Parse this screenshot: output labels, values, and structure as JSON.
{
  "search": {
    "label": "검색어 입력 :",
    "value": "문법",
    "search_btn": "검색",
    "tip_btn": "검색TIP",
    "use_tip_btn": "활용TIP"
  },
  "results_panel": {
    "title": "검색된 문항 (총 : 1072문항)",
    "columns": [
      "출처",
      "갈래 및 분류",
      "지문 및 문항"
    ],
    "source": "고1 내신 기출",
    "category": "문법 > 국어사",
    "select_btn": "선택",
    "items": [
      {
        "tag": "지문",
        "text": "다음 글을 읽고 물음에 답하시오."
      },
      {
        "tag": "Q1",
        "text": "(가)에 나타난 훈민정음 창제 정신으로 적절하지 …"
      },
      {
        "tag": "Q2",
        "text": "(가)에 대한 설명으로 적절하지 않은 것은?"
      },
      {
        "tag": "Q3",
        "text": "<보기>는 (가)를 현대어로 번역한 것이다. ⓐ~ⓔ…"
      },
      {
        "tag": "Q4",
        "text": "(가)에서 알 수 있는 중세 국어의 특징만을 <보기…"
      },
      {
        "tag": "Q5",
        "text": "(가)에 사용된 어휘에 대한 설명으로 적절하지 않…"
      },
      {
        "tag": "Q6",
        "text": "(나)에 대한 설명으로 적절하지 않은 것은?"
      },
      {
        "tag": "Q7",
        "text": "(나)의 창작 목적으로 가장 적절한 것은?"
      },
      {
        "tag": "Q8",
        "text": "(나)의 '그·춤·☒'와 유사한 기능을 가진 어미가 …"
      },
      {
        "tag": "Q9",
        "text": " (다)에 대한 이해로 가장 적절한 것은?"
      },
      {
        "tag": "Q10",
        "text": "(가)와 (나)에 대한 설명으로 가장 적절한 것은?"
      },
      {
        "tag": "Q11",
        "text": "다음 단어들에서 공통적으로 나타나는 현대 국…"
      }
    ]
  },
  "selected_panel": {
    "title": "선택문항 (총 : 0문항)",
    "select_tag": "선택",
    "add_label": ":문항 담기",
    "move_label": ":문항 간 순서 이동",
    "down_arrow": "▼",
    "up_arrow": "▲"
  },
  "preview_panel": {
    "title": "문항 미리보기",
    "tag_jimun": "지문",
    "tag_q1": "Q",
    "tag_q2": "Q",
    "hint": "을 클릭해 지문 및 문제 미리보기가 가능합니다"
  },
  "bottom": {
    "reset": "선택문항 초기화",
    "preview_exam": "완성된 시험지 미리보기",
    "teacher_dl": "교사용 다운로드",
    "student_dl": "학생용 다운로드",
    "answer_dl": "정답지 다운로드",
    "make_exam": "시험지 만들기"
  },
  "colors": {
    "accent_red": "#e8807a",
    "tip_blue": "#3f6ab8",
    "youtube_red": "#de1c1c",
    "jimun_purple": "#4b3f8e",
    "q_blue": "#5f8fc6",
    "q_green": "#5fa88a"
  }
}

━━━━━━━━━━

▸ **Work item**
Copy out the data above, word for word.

▸ **Solved exercise**
Parse this screenshot: output labels, values, and structure as JSON.
{
  "search": {
    "label": "검색어 입력 :",
    "value": "문법",
    "search_btn": "검색",
    "tip_btn": "검색TIP",
    "use_tip_btn": "활용TIP"
  },
  "results_panel": {
    "title": "검색된 문항 (총 : 1072문항)",
    "columns": [
      "출처",
      "갈래 및 분류",
      "지문 및 문항"
    ],
    "source": "고1 내신 기출",
    "category": "문법 > 국어사",
    "select_btn": "선택",
    "items": [
      {
        "tag": "지문",
        "text": "다음 글을 읽고 물음에 답하시오."
      },
      {
        "tag": "Q1",
        "text": "(가)에 나타난 훈민정음 창제 정신으로 적절하지 …"
      },
      {
        "tag": "Q2",
        "text": "(가)에 대한 설명으로 적절하지 않은 것은?"
      },
      {
        "tag": "Q3",
        "text": "<보기>는 (가)를 현대어로 번역한 것이다. ⓐ~ⓔ…"
      },
      {
        "tag": "Q4",
        "text": "(가)에서 알 수 있는 중세 국어의 특징만을 <보기…"
      },
      {
        "tag": "Q5",
        "text": "(가)에 사용된 어휘에 대한 설명으로 적절하지 않…"
      },
      {
        "tag": "Q6",
        "text": "(나)에 대한 설명으로 적절하지 않은 것은?"
      },
      {
        "tag": "Q7",
        "text": "(나)의 창작 목적으로 가장 적절한 것은?"
      },
      {
        "tag": "Q8",
        "text": "(나)의 '그·춤·☒'와 유사한 기능을 가진 어미가 …"
      },
      {
        "tag": "Q9",
        "text": " (다)에 대한 이해로 가장 적절한 것은?"
      },
      {
        "tag": "Q10",
        "text": "(가)와 (나)에 대한 설명으로 가장 적절한 것은?"
      },
      {
        "tag": "Q11",
        "text": "다음 단어들에서 공통적으로 나타나는 현대 국…"
      }
    ]
  },
  "selected_panel": {
    "title": "선택문항 (총 : 0문항)",
    "select_tag": "선택",
    "add_label": ":문항 담기",
    "move_label": ":문항 간 순서 이동",
    "down_arrow": "▼",
    "up_arrow": "▲"
  },
  "preview_panel": {
    "title": "문항 미리보기",
    "tag_jimun": "지문",
    "tag_q1": "Q",
    "tag_q2": "Q",
    "hint": "을 클릭해 지문 및 문제 미리보기가 가능합니다"
  },
  "bottom": {
    "reset": "선택문항 초기화",
    "preview_exam": "완성된 시험지 미리보기",
    "teacher_dl": "교사용 다운로드",
    "student_dl": "학생용 다운로드",
    "answer_dl": "정답지 다운로드",
    "make_exam": "시험지 만들기"
  },
  "colors": {
    "accent_red": "#e8807a",
    "tip_blue": "#3f6ab8",
    "youtube_red": "#de1c1c",
    "jimun_purple": "#4b3f8e",
    "q_blue": "#5f8fc6",
    "q_green": "#5fa88a"
  }
}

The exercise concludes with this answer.